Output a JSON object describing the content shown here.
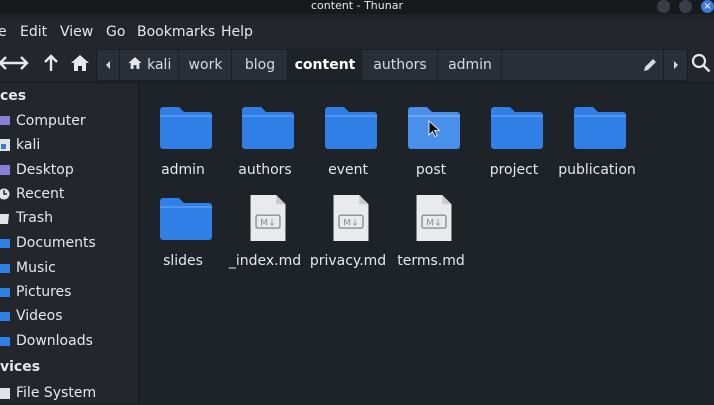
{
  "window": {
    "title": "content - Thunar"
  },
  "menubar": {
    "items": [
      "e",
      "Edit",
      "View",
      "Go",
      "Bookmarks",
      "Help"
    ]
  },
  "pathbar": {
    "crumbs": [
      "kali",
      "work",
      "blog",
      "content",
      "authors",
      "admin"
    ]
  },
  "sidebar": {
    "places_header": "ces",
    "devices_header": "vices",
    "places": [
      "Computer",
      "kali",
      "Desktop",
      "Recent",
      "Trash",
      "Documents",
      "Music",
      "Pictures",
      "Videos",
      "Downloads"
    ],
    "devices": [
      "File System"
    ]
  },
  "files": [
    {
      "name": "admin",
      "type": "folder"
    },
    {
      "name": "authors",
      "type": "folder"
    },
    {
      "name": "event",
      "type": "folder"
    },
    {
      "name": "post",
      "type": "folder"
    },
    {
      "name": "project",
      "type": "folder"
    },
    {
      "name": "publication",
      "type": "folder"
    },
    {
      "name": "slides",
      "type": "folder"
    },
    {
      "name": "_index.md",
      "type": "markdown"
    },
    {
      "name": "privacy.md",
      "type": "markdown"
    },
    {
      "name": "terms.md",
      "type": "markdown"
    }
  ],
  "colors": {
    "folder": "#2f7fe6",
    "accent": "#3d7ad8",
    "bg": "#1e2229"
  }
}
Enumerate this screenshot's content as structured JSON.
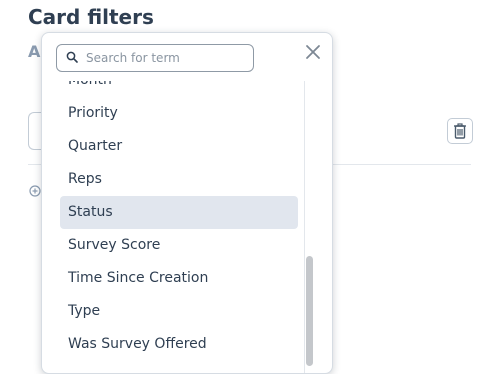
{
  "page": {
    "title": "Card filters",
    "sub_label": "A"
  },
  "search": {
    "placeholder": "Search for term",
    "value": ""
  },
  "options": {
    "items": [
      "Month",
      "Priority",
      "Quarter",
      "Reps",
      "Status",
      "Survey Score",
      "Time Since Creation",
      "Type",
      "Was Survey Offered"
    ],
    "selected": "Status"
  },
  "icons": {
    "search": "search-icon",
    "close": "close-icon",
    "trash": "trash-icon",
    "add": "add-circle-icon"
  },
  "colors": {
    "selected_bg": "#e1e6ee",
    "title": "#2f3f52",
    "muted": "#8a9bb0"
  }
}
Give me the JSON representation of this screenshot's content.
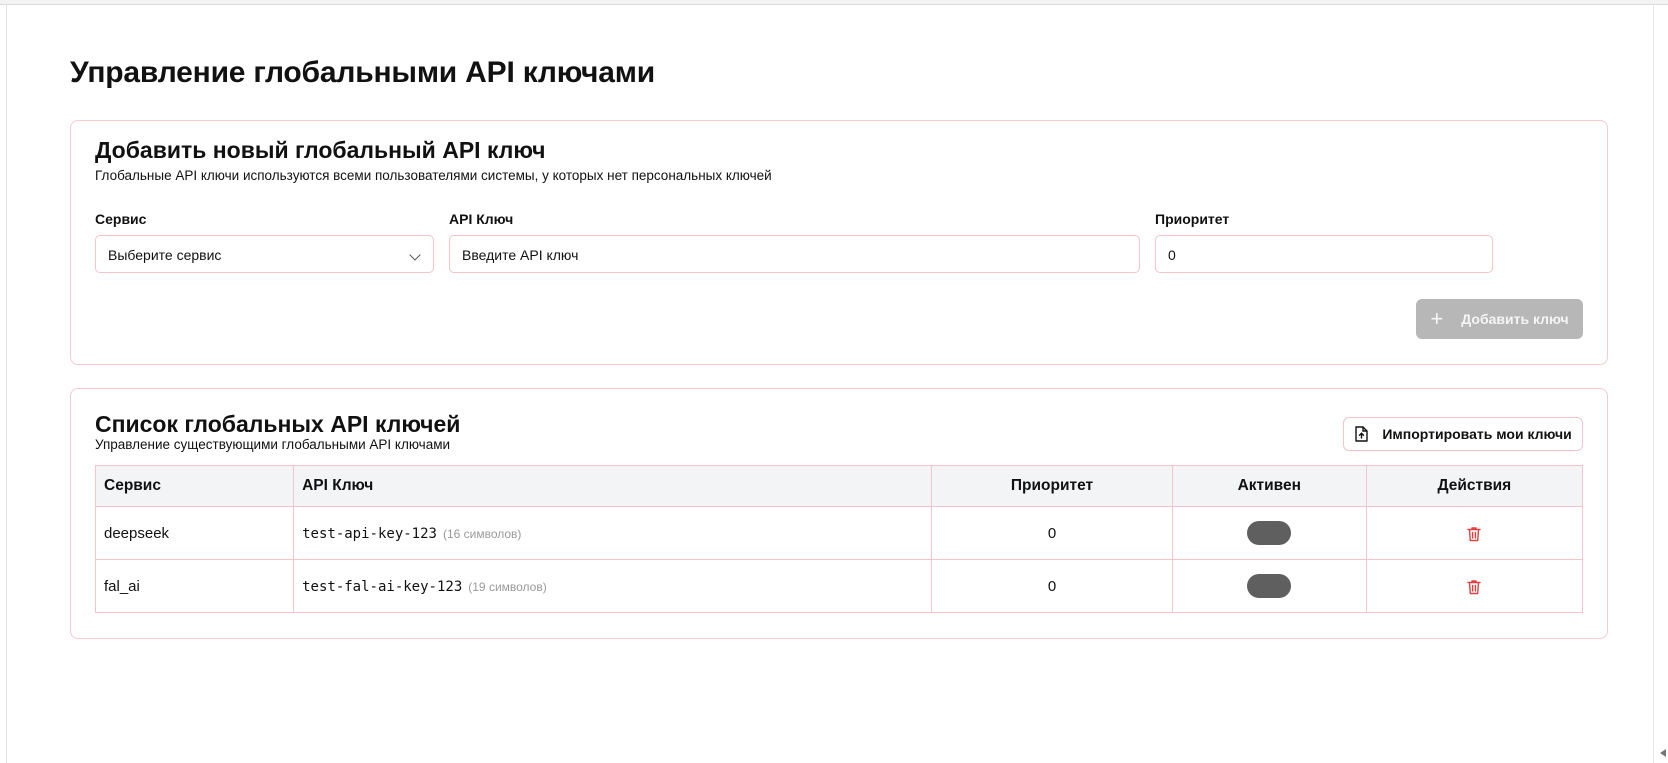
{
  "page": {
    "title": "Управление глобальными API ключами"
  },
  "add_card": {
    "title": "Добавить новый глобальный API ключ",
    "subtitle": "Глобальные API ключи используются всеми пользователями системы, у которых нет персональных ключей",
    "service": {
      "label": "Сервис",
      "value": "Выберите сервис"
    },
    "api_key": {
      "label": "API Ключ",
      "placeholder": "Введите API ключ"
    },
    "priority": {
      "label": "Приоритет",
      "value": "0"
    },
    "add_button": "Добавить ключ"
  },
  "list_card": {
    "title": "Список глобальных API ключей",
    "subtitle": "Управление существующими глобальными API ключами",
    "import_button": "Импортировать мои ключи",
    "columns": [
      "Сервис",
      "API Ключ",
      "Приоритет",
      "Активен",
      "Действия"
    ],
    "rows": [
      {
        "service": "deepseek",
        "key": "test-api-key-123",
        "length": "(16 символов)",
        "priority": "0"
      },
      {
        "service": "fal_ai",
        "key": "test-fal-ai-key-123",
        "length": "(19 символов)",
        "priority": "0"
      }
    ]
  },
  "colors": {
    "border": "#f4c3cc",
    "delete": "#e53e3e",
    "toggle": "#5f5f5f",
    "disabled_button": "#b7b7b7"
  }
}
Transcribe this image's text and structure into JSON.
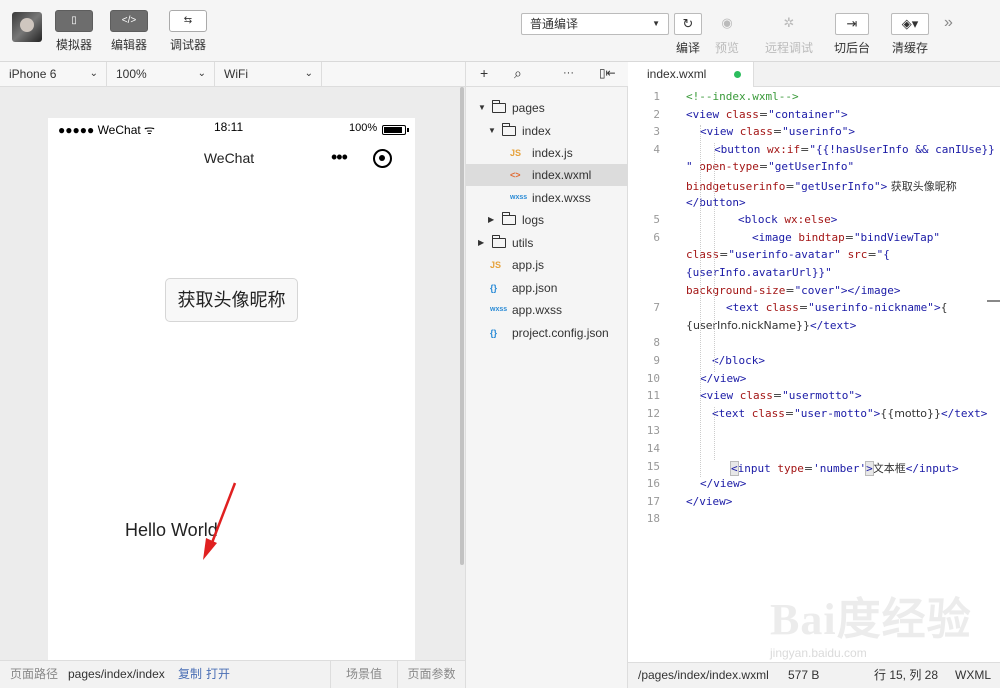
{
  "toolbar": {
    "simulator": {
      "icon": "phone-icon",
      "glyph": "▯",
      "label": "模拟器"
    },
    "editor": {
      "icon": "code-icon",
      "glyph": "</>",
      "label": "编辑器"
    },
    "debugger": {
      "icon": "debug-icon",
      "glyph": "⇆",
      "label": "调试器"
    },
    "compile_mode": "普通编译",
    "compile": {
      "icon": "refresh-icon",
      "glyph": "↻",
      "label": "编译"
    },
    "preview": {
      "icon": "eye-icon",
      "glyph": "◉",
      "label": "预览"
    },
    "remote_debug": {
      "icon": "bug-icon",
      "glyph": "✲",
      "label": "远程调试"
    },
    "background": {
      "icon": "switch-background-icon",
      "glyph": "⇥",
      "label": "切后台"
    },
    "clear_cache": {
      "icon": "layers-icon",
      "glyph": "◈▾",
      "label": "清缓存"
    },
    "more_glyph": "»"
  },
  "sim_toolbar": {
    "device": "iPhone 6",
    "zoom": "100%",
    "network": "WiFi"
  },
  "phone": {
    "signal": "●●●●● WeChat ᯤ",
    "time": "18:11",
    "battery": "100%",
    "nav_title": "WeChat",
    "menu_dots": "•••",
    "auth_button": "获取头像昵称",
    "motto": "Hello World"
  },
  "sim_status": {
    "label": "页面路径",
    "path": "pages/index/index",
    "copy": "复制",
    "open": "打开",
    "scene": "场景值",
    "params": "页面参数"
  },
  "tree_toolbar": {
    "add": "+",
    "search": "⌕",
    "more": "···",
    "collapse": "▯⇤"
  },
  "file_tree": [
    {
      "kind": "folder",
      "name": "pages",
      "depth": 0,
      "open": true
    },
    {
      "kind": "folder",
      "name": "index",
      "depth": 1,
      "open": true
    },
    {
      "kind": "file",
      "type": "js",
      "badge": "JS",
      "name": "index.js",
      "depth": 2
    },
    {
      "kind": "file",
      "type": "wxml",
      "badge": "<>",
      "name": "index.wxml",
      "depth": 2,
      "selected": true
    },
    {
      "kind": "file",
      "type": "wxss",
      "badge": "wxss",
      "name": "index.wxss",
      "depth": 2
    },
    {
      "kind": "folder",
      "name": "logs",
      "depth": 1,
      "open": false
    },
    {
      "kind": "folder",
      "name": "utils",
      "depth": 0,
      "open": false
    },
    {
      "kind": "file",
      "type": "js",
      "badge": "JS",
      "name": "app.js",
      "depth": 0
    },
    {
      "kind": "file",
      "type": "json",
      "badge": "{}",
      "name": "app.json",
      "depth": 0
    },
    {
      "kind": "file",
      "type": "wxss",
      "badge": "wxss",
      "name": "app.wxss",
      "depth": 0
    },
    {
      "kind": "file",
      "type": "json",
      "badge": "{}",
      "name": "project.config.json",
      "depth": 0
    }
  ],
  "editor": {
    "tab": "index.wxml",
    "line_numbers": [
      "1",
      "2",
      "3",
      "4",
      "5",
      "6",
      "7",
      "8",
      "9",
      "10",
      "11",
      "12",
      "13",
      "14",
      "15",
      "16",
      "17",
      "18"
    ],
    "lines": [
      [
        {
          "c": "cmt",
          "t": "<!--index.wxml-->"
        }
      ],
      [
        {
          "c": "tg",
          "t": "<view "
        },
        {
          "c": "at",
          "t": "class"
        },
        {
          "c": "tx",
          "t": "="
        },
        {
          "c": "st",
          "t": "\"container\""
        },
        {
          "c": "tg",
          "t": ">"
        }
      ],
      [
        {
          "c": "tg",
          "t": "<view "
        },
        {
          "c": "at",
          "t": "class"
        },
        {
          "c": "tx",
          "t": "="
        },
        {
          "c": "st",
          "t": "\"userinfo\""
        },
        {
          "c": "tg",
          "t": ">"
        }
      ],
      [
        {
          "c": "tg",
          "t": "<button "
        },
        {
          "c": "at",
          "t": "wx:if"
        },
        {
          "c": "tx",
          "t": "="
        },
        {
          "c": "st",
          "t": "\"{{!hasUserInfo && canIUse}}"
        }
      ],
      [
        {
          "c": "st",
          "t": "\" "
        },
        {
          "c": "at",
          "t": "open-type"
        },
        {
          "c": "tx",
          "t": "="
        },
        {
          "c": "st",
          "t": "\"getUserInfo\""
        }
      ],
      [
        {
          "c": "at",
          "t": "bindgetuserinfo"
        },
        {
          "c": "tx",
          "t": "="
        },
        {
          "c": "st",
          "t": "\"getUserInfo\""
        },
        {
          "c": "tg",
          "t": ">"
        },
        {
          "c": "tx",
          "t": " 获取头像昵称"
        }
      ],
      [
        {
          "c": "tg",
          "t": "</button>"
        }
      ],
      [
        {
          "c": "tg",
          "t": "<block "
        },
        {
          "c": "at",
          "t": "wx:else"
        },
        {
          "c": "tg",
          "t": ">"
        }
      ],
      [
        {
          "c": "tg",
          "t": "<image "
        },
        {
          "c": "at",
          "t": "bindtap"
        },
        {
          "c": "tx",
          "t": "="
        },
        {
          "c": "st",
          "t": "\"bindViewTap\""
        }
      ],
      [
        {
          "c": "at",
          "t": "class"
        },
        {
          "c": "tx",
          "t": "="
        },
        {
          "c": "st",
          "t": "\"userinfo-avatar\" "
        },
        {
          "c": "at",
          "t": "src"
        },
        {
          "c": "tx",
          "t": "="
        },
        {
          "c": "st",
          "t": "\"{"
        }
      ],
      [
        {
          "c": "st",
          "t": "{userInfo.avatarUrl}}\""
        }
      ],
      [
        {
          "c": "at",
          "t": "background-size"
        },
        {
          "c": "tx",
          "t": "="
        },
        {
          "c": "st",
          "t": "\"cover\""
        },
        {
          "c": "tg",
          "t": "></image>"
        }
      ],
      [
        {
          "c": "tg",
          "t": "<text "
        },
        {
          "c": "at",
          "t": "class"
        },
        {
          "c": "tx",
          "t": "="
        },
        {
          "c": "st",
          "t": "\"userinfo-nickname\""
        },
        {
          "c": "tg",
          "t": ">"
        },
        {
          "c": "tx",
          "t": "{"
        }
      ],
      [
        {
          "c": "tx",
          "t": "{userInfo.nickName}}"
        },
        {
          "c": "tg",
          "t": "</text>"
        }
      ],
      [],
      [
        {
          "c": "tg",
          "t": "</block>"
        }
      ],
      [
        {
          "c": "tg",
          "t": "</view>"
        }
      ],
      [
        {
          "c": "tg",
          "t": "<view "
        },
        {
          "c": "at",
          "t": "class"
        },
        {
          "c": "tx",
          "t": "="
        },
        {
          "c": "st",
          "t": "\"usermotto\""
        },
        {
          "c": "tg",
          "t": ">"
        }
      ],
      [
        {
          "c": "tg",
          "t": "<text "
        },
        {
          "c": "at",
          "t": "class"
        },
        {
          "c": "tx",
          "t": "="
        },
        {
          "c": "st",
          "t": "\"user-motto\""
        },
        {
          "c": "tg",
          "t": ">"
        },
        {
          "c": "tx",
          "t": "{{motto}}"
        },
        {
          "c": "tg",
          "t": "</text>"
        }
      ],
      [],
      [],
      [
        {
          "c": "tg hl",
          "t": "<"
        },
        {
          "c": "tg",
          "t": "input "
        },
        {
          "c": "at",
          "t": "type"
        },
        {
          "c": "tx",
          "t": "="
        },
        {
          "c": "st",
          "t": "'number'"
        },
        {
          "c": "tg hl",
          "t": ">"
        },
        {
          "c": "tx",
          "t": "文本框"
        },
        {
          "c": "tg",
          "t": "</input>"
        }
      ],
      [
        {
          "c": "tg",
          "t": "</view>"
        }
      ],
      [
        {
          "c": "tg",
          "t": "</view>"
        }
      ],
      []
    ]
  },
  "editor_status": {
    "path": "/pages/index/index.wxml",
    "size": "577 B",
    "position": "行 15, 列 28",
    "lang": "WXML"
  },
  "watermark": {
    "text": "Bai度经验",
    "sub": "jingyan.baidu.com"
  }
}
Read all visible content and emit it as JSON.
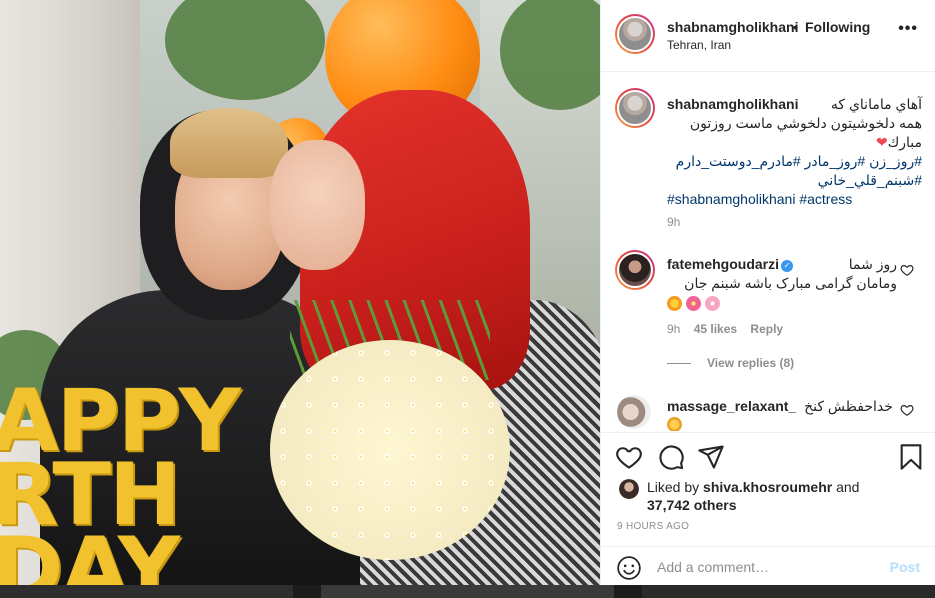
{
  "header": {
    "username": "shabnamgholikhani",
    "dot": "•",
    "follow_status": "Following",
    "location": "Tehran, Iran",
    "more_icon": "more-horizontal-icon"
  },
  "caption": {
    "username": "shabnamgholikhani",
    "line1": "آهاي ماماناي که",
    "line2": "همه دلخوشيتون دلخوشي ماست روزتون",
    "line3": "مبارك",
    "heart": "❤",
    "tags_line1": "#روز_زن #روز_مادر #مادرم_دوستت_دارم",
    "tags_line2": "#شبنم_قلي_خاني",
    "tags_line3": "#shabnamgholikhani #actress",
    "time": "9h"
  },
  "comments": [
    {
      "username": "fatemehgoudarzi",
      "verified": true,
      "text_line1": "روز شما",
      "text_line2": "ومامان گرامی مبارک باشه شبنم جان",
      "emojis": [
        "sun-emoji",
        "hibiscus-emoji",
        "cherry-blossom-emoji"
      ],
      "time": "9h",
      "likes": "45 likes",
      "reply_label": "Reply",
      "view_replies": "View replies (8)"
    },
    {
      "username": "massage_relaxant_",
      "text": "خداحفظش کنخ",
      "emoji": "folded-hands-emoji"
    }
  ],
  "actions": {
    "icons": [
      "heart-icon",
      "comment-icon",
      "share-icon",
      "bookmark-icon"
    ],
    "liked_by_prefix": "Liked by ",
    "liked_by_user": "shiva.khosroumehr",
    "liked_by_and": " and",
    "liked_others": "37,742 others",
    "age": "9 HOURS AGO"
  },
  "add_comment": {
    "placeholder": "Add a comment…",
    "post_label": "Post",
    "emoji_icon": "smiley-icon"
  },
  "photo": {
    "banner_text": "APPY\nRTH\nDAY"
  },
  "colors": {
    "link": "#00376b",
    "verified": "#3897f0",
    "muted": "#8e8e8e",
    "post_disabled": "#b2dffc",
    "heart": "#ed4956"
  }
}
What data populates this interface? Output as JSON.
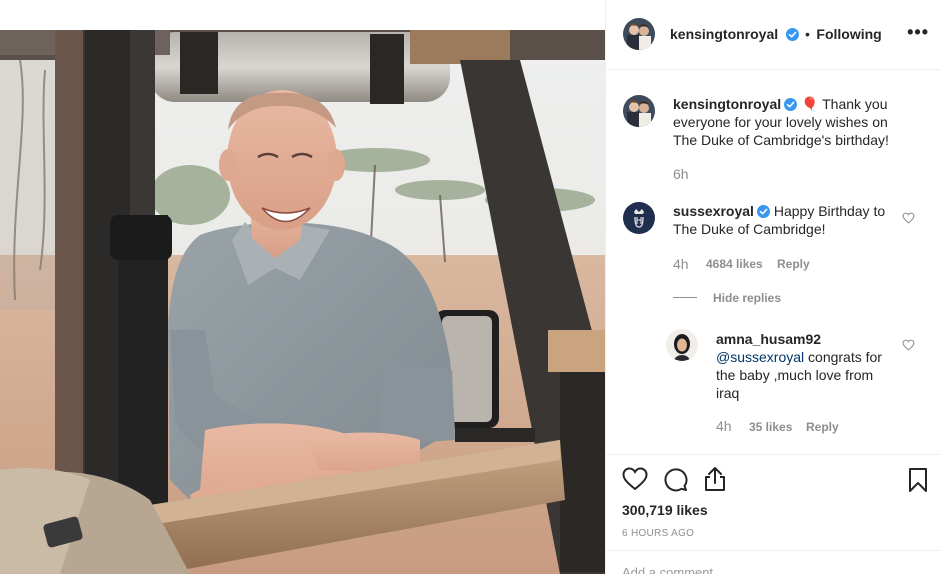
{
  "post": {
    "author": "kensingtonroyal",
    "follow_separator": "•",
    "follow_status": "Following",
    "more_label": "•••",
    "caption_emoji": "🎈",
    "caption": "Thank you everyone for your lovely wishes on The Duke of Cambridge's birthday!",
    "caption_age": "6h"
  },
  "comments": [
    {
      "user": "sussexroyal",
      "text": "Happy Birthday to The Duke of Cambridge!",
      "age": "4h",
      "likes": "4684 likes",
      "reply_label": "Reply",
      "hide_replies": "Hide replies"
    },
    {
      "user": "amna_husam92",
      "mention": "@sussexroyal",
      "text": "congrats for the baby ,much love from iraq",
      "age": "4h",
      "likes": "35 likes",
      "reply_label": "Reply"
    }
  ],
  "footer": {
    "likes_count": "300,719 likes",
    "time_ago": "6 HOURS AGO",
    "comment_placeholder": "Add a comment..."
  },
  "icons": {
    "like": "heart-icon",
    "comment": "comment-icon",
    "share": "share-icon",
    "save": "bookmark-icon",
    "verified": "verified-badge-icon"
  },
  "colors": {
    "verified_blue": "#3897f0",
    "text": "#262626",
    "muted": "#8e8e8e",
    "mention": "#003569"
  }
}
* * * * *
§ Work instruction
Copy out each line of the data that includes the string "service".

§ Answer to this exercise
    "service": {
        "service": "deepseek",
        "service": "fal_ai",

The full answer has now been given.